Mock has rubbed shoulders with some of New York’s most powerful elected leaders and even received accolades from actor Will Smith for his work during the pandemic to feed Chinatown residents struggling to make ends meet.

Among those Mock names on his website as supporters of his food program are Assemblywoman Yuh-Line Niou and District Leader Jenny Low.

Mock is the manager and face of 46 Mott Bakery in New York’s Chinatown.

Vincent or Jin Ming Cao is one of the 19 former employees who sued for back wages. The court ordered the defendants to pay him $64,283 and he says he has not seen a penny of that judgment.

“They destroyed our jobs,” Cao said in a phone interview with AsAmNews. “They shut down the restaurant without letting us know.”

He said a dispute among the owners lead to the closure of the Joy Luck Palace in 2019. He described the dim sum business as brisk during the day and the restaurant filled with patrons attending banquets in the evening.

He said the restaurant failed to pay the workers the last two months before its closure. He also accuses the owners of not paying minimum wage and overtime during his nearly two years working for them.

Sarah Ahn of the Worker Center, a non-profit fighting for better working conditions, has been helping the workers with their struggle.

“It’s a common problem,” said Ahn. “You get a judgment and then its impossible to collect.”

She says in many cases, restaurants will close down and then reopen under a new name without paying court judgments.

“The attitude we often face is go an find the money. Go and get it if you can,” she said to AsAmNews.

She said the workers are speaking out now because they see Mock getting positive publicity and soliciting donations, yet they say Mock has not paid his own workers.

AsAmNews attempted to reach Mock both on May 5 and today May 6 by phone and email, but have yet to hear back.

Bakery owner Patrick Mock addresses the crowd at the They Can't Burn Us All rally
Bakery owner Patrick Mock addresses the crowd at the They Can’t Burn Us All rally. AsAmNews photo
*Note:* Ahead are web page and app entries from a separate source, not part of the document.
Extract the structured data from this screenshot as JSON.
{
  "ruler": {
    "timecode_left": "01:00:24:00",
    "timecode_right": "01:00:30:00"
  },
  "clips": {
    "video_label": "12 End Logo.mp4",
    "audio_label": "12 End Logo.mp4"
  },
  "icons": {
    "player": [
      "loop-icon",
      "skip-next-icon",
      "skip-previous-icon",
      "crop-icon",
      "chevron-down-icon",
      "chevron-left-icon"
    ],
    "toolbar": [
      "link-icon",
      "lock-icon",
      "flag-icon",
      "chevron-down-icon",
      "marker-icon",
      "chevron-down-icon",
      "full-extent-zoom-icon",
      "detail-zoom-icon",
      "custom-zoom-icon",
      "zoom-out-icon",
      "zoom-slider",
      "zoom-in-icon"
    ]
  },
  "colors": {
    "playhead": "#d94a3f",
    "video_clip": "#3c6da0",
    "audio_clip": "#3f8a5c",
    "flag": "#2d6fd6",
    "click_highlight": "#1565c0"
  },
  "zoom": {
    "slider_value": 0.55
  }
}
“This is what people are so upset about,” said Ahn. “He’s gotten all of this praise. This is a boss who didn’t pay two months of wages. Didn’t pay OT. How is it we can’t get our money back and we have this court judgment. Meanwhile he can get money from the community and get money from public officials.”

AsAmNews this morning also reached out to Assemblywoman Niou, who the workers are asking to disassociate with Mock. We were unsuccessful.

We will update this story should we hear back from Mock, any of the defendants or Assemblywoman Niou.

Workers named in the lawsuit are owed individually anywhere from $11471 to $65,947.

AsAmNews has Asian America in its heart. We’re an all-volunteer effort of dedicated staff and interns. Check out our new Instagram account. Go to our  Twitter feed and Facebook page for more content. Please consider interning, joining our staff, or submitting a story or making a contribution



Please enter your comment!
Please enter your name here

This site uses Akismet to reduce spam. Learn how your comment data is processed.


Worth the Time

Must Read

Regular Features


Discover more from AsAmNews

Subscribe now to keep reading and get access to the full archive.

Continue reading